I have loved chickens for many years. Twenty years ago I had a chicken coop built on my property where I lived in the Pacific NW. I raised laying hens so that I could cook with fresh eggs. During the day I let my hens roam my property and at dusk my son’s corgi would herd them into their coop. Each morning I would go out to the coop, thank the “girls” and gather beautiful fresh eggs. Those days are gone and I now live a much different life dividing my week between my apartment in New York City and my house in Fairfield County.
Here are some fun and interesting chicken facts:
Chickens are omnivores. In the wild they will scratch the soil searching for seeds, insects, young mice and lizards.
Alektorophobia means “fear of chickens.”
The older the hen the larger the eggs she lays.
Chickens with white earlobes lay white eggs. Chickens with red earlobes lay brown eggs.
Chickens can live for 5 to 10 years depending on the breed. According to, The Guinness Book of World Records, the world’s oldest chicken died of heart failure at age 16.
A fresh egg sinks in a bowl of water, and old egg floats.
Hens start clucking to the eggs a few days before hatching, making it more likely that they will all hatch at approximately the same time.
DNA evidence suggests that chickens are the closest living relatives to the Tyrannosaurus Rex.
The first pictures of chickens in Europe were found on 7th Century BC Corinthian pottery.
Eggs dry out more quickly in your refrigerator’s egg rack so it is best to leave them in the carton.
If you can’t remember which eggs you cooked then spin them. If an egg spins quickly then it is hard boiled. If an egg spins slowly and wobbles then it is raw.
It is estimated that there are four chickens to every human on the planet.
The egg carton was invented in 1911 by a Canadian newspaper editor named, Joseph Coyle, in Smithers, British Columbia
An egg standing on its end can bear up to 200 pounds. The record was set by the Ontario Science Centre.
For best results, eggs should be brought to room temperature when used for baking.
A plastic egg, golf ball or avocado pit placed in a nest will encourage a hen to lay in it. This is the origin of the term “nest egg.”
“Go away, boy!

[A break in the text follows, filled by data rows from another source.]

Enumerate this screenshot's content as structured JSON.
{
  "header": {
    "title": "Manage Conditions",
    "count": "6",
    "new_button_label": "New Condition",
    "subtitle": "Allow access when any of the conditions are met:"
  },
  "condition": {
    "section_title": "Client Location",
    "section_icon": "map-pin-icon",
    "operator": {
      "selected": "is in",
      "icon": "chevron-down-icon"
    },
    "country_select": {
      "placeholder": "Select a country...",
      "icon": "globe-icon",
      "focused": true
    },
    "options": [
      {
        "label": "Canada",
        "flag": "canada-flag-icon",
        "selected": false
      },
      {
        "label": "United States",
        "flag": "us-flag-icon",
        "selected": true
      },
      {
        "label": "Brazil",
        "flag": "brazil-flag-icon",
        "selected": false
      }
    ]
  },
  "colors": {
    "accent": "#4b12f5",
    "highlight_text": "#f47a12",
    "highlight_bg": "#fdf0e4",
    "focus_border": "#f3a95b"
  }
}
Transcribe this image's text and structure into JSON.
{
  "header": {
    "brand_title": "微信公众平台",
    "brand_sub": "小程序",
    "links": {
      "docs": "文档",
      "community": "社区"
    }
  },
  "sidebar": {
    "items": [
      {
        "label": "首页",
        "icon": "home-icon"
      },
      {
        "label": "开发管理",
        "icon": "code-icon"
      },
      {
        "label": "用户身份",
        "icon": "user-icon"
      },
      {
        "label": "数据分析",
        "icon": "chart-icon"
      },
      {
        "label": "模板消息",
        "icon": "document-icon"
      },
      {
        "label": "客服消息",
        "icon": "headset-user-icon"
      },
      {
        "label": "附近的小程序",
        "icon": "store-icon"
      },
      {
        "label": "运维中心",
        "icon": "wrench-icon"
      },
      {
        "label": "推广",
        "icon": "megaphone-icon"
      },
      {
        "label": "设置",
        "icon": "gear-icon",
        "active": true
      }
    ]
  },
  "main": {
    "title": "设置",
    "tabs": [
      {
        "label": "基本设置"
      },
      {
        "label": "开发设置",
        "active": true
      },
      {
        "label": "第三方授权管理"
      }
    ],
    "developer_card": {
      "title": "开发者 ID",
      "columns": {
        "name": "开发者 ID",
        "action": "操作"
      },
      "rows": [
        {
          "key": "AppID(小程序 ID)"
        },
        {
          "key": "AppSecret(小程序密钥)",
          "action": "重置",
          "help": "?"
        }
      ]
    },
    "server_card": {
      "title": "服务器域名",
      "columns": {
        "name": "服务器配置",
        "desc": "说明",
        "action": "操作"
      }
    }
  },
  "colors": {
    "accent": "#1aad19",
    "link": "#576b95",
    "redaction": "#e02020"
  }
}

Or I’ll spank you where the feathers are the thinnest.” – Foghorn J. Leghorn